RECORDS FOR THE TASK =
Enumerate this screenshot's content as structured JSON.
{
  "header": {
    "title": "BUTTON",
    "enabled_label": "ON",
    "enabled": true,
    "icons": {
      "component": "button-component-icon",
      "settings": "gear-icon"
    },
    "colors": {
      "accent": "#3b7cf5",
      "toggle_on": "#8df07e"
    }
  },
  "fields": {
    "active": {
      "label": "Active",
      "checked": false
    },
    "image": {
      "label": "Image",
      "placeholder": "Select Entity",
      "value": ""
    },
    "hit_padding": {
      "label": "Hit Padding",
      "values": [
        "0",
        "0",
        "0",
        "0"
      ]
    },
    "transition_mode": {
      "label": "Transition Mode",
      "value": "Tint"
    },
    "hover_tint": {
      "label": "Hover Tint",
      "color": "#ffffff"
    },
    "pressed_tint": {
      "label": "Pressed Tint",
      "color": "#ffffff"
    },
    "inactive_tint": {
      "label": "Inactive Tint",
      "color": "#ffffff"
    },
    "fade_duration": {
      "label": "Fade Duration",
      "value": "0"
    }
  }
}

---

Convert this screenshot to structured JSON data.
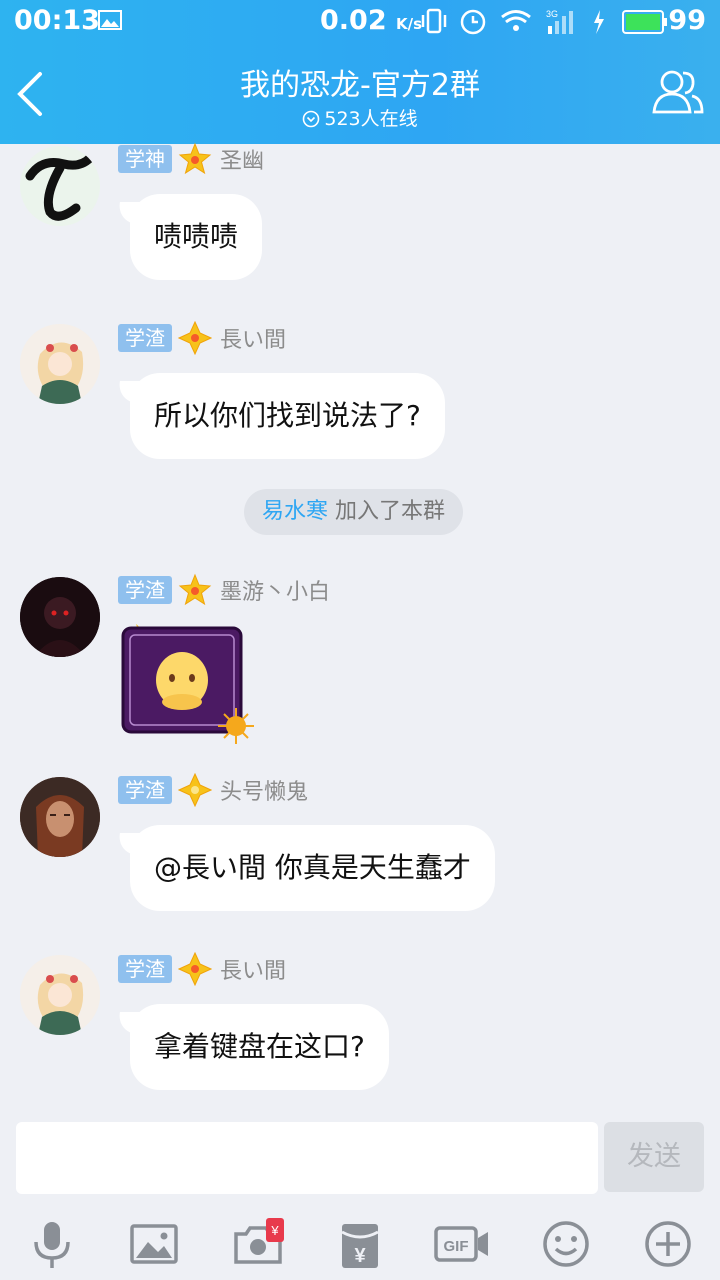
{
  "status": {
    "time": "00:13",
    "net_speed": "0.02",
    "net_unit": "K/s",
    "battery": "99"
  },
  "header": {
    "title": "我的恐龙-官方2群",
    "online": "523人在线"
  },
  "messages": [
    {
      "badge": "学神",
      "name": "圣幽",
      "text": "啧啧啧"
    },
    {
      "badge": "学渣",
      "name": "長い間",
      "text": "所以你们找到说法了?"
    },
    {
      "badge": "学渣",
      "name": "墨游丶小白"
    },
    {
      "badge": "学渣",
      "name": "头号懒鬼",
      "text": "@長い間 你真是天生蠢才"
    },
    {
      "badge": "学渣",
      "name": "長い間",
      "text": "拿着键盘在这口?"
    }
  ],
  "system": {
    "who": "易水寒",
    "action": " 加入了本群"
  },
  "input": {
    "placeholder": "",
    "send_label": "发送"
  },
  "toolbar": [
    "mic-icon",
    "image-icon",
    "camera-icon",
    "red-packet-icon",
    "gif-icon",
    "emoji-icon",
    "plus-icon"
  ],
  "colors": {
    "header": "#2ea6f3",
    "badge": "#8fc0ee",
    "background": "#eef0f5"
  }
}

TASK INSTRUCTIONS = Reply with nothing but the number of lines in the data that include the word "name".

EXPECTED ANSWER = 5